For a quick side-by-side comparison between jowar flour and wheat flour, the following table displays the basic calorie and macronutrient profile of each flour.
|Name||Whole Grain Jowar Flour||Refined Wheat Flour||Whole Grain Wheat Flour|
|Calories||359 kcal||364 kcal||340 kcal|
|Carbohydrates||76.6 g||76.3 g||72.0 g|
|Fiber||6.6 g||2.7 g||10.7 g|
|Sugar||1.94 g||0.27 g||0.41 g|
|Fat||3.34 g||0.98 g||2.5 g|
|Saturated||0.53 g||0.16 g||0.43 g|
|Monounsaturated||0.94 g||0.09 g||0.28 g|
|Polyunsaturated||1.4 g||0.41 g||1.17 g|
|Protein||8.43 g||10.3 g||13.2 g|
As indicated by the table, the three flour varieties share a similar calorie and carbohydrate content.
However, whole grain jowar flour offers a significantly higher fiber content compared to refined wheat flour, with its fiber content being approximately 145% higher.
That said, it’s worth noting that whole grain wheat flour contains substantially more fiber (10.7g) per 100 grams compared to both whole grain jowar flour (6.6g) and refined wheat flour (2.7g).
Additionally, whole grain wheat flour boasts a significantly higher protein content.
Does Jowar Flour Have Any Downsides?
Up to this point, we’ve learned that jowar flour is a reasonably nutritious and gluten-free option, but are there any drawbacks to consider?
Here are some of its potential downsides.
While sorghum is a gluten-free grain, it can still pose issues for individuals with allergies.
Cost and Availability
One important factor to bear in mind is that jowar flour can be a bit more challenging to find compared to many other flour varieties.
As is often the case with less widely available food products, the price tends to be slightly higher, making jowar and sorghum flours more expensive than wheat flour.
How To Use Jowar Flour
Jowar flour can be used in much the same way as regular wheat flour. For example, it’s suitable for making foods such as:
- Cakes and cookies
- Flat breads
- Pizza crust
- Tortillas and wraps
However, there are some considerations to keep in mind when using it as an alternative to wheat flour.
Can You Substitute Jowar Flour at a 1:1 Ratio For Wheat Flour?
While it’s possible to substitute jowar flour for wheat flour at a 1:1 ratio, here are a few important points to consider:
- Many people choose to use jowar flour alongside wheat or other flours. One reason for this is that sorghum flour lacks gluten, the protein in wheat that serves as a binding agent in baking. Gluten also gives elasticity and texture to food.
- Jowar flour has a distinct flavor compared to wheat flour, featuring mildly nutty, earthy notes. While this might not be a significant issue, it does mean there will be a slight difference in the flavor of baked goods made with it.

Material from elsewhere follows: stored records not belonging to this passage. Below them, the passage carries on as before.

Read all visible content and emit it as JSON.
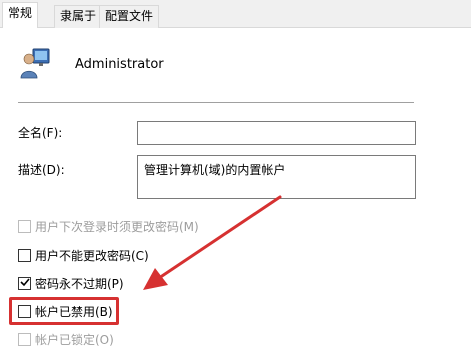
{
  "tabs": [
    {
      "label": "常规"
    },
    {
      "label": "隶属于"
    },
    {
      "label": "配置文件"
    }
  ],
  "user": {
    "name": "Administrator"
  },
  "fields": {
    "fullname_label": "全名(F):",
    "fullname_value": "",
    "description_label": "描述(D):",
    "description_value": "管理计算机(域)的内置帐户"
  },
  "checkboxes": [
    {
      "label": "用户下次登录时须更改密码(M)",
      "checked": false,
      "enabled": false
    },
    {
      "label": "用户不能更改密码(C)",
      "checked": false,
      "enabled": true
    },
    {
      "label": "密码永不过期(P)",
      "checked": true,
      "enabled": true
    },
    {
      "label": "帐户已禁用(B)",
      "checked": false,
      "enabled": true
    },
    {
      "label": "帐户已锁定(O)",
      "checked": false,
      "enabled": false
    }
  ],
  "colors": {
    "annotation": "#d63131",
    "tab_background": "#f0f0f0",
    "disabled_text": "#9d9d9d"
  },
  "annotation": {
    "highlighted_item": "帐户已禁用(B)",
    "arrow_icon": "red-arrow"
  }
}
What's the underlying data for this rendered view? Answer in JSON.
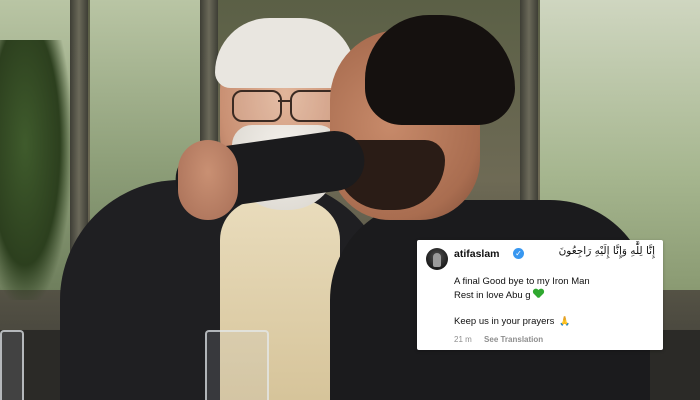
{
  "photo": {
    "description_icon": "photo-background"
  },
  "comment": {
    "username": "atifaslam",
    "verified_icon": "verified-badge-icon",
    "arabic_text": "إِنَّا لِلَّٰهِ وَإِنَّا إِلَيْهِ رَاجِعُونَ",
    "line1": "A final Good bye to my Iron Man",
    "line2": "Rest in love Abu g",
    "line2_emoji": "green-heart-icon",
    "line3": "Keep us in your prayers",
    "line3_emoji": "🙏",
    "time": "21 m",
    "see_translation": "See Translation"
  },
  "colors": {
    "verified_blue": "#3897f0",
    "heart_green": "#2fa82f",
    "meta_gray": "#8e8e8e"
  }
}
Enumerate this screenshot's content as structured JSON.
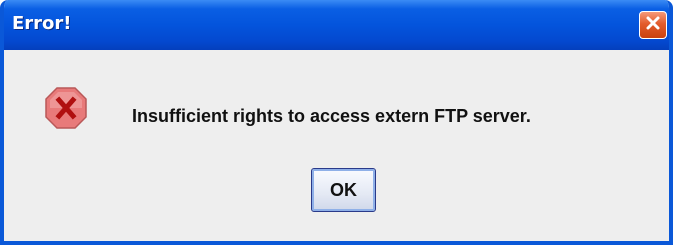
{
  "dialog": {
    "title": "Error!",
    "message": "Insufficient rights to access extern FTP server.",
    "icon": "error-icon",
    "ok_label": "OK",
    "close_icon": "close-icon"
  },
  "colors": {
    "titlebar": "#0454dc",
    "close_button": "#e35c2c",
    "error_icon_fill": "#e87a7a",
    "error_icon_mark": "#b01010",
    "background": "#eeeeee"
  }
}
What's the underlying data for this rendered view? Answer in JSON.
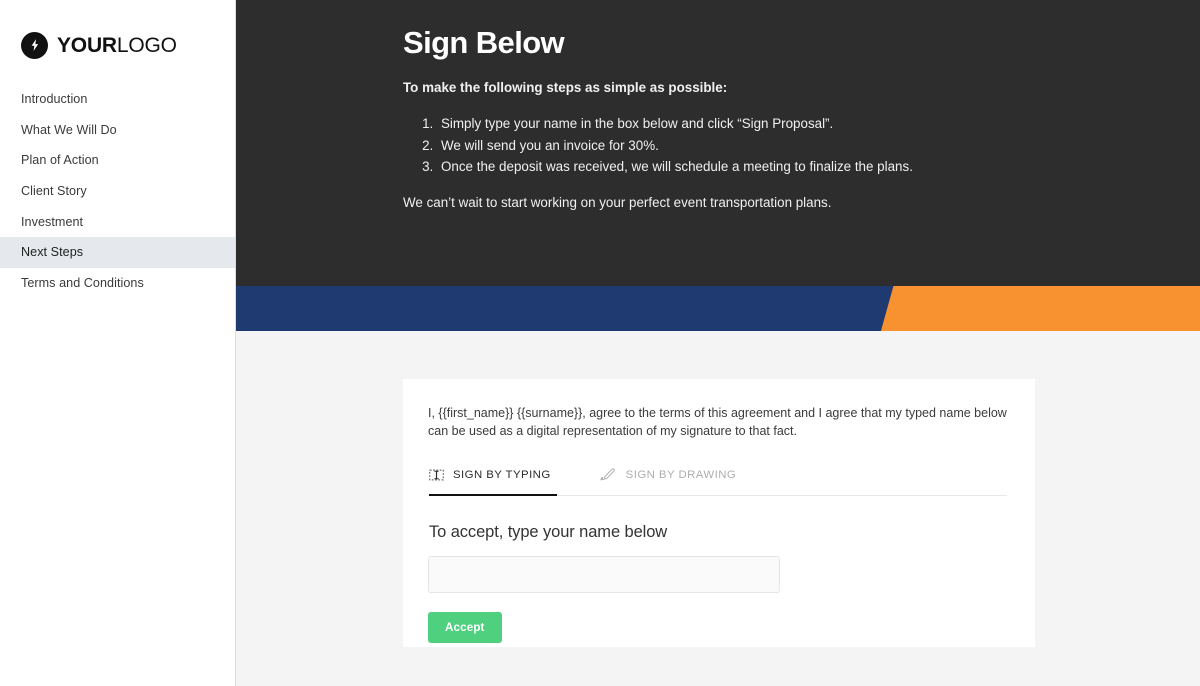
{
  "sidebar": {
    "logo": {
      "icon": "lightning-bolt-icon",
      "text_bold": "YOUR",
      "text_light": "LOGO"
    },
    "items": [
      {
        "label": "Introduction",
        "active": false
      },
      {
        "label": "What We Will Do",
        "active": false
      },
      {
        "label": "Plan of Action",
        "active": false
      },
      {
        "label": "Client Story",
        "active": false
      },
      {
        "label": "Investment",
        "active": false
      },
      {
        "label": "Next Steps",
        "active": true
      },
      {
        "label": "Terms and Conditions",
        "active": false
      }
    ]
  },
  "hero": {
    "title": "Sign Below",
    "intro": "To make the following steps as simple as possible:",
    "steps": [
      "Simply type your name in the box below and click “Sign Proposal”.",
      "We will send you an invoice for 30%.",
      "Once the deposit was received, we will schedule a meeting to finalize the plans."
    ],
    "outro": "We can’t wait to start working on your perfect event transportation plans.",
    "background": "#2d2d2d"
  },
  "banner": {
    "blue": "#1e3a70",
    "orange": "#f8912f"
  },
  "card": {
    "consent": "I, {{first_name}} {{surname}}, agree to the terms of this agreement and I agree that my typed name below can be used as a digital representation of my signature to that fact.",
    "tabs": [
      {
        "label": "SIGN BY TYPING",
        "icon": "text-cursor-icon",
        "active": true
      },
      {
        "label": "SIGN BY DRAWING",
        "icon": "pen-signature-icon",
        "active": false
      }
    ],
    "prompt": "To accept, type your name below",
    "name_input": {
      "value": "",
      "placeholder": ""
    },
    "accept_label": "Accept",
    "accept_color": "#4ed07e"
  }
}
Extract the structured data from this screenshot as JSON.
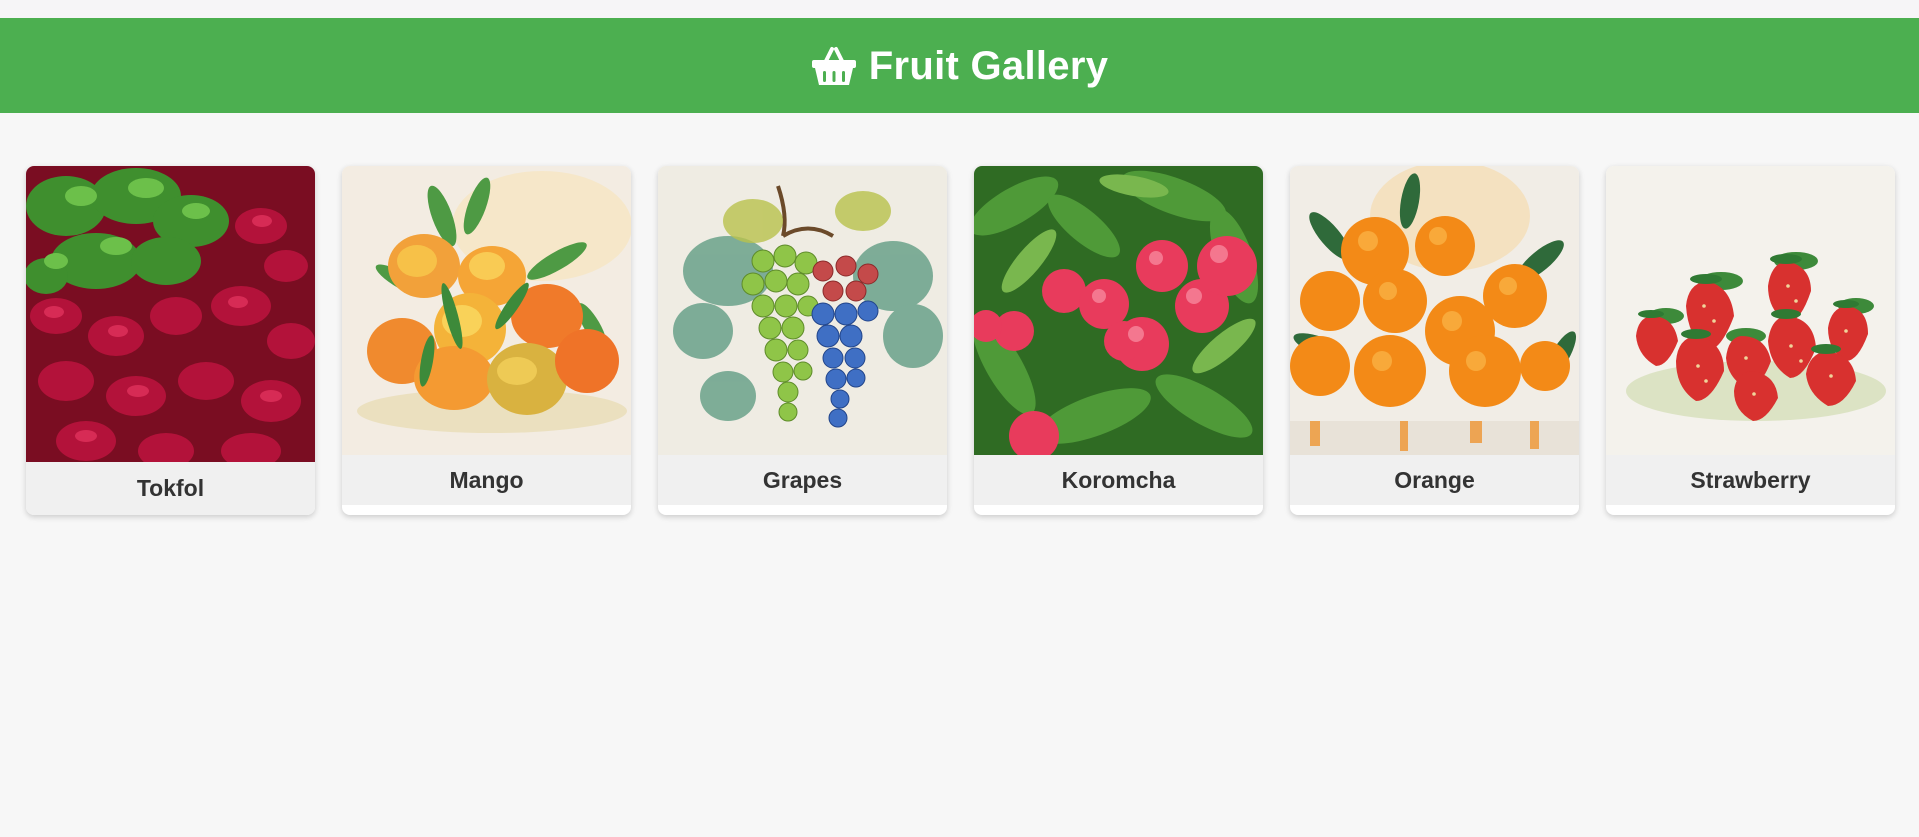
{
  "header": {
    "title": "Fruit Gallery",
    "icon": "basket-icon",
    "background": "#4caf50"
  },
  "gallery": {
    "items": [
      {
        "label": "Tokfol",
        "image": "tokfol-image"
      },
      {
        "label": "Mango",
        "image": "mango-image"
      },
      {
        "label": "Grapes",
        "image": "grapes-image"
      },
      {
        "label": "Koromcha",
        "image": "koromcha-image"
      },
      {
        "label": "Orange",
        "image": "orange-image"
      },
      {
        "label": "Strawberry",
        "image": "strawberry-image"
      }
    ]
  }
}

- If using jowar flour on its own, it is a good idea to incorporate a binding agent into the recipe to provide the structure that it lacks due to the absence of gluten. Bob’s Red Mill, a producer of jowar flour, advise that xanthan gum works well for this purpose (22). Slightly less than a teaspoon of xanthan gum per cup of jowar flour is around the right amount. Xanthan gum is a common food additive that functions as a thickener, and it is produced through the fermentation of glucose and sucrose (23).
Where To Buy Jowar Flour
Jowar (or ‘sorghum’) flour can typically be found in larger grocery stores in their baking section. Large stores like Whole Foods usually have a gluten-free section, where you should be able to find the flour.
Additionally, stores specializing in African or Indian foods are likely to stock jowar flour, since it is an important ingredient in these cuisines.
If you’re unable to find jowar flour locally, numerous online stores, such as Amazon, offer a wide selection of jowar flour products.
As highlighted in this article, jowar flour is a reasonably nutritious and gluten-free alternative to wheat flour.
Its gluten-free status and superior nutritional value compared to refined wheat flour may make it an appealing choice for some people.
That said, it’s important to note that jowar flour has a more distinctive taste than wheat flour, which can be more noticeable in baked goods.
Furthermore, jowar flour isn’t as nutritious when compared to whole wheat flour or kamut flour.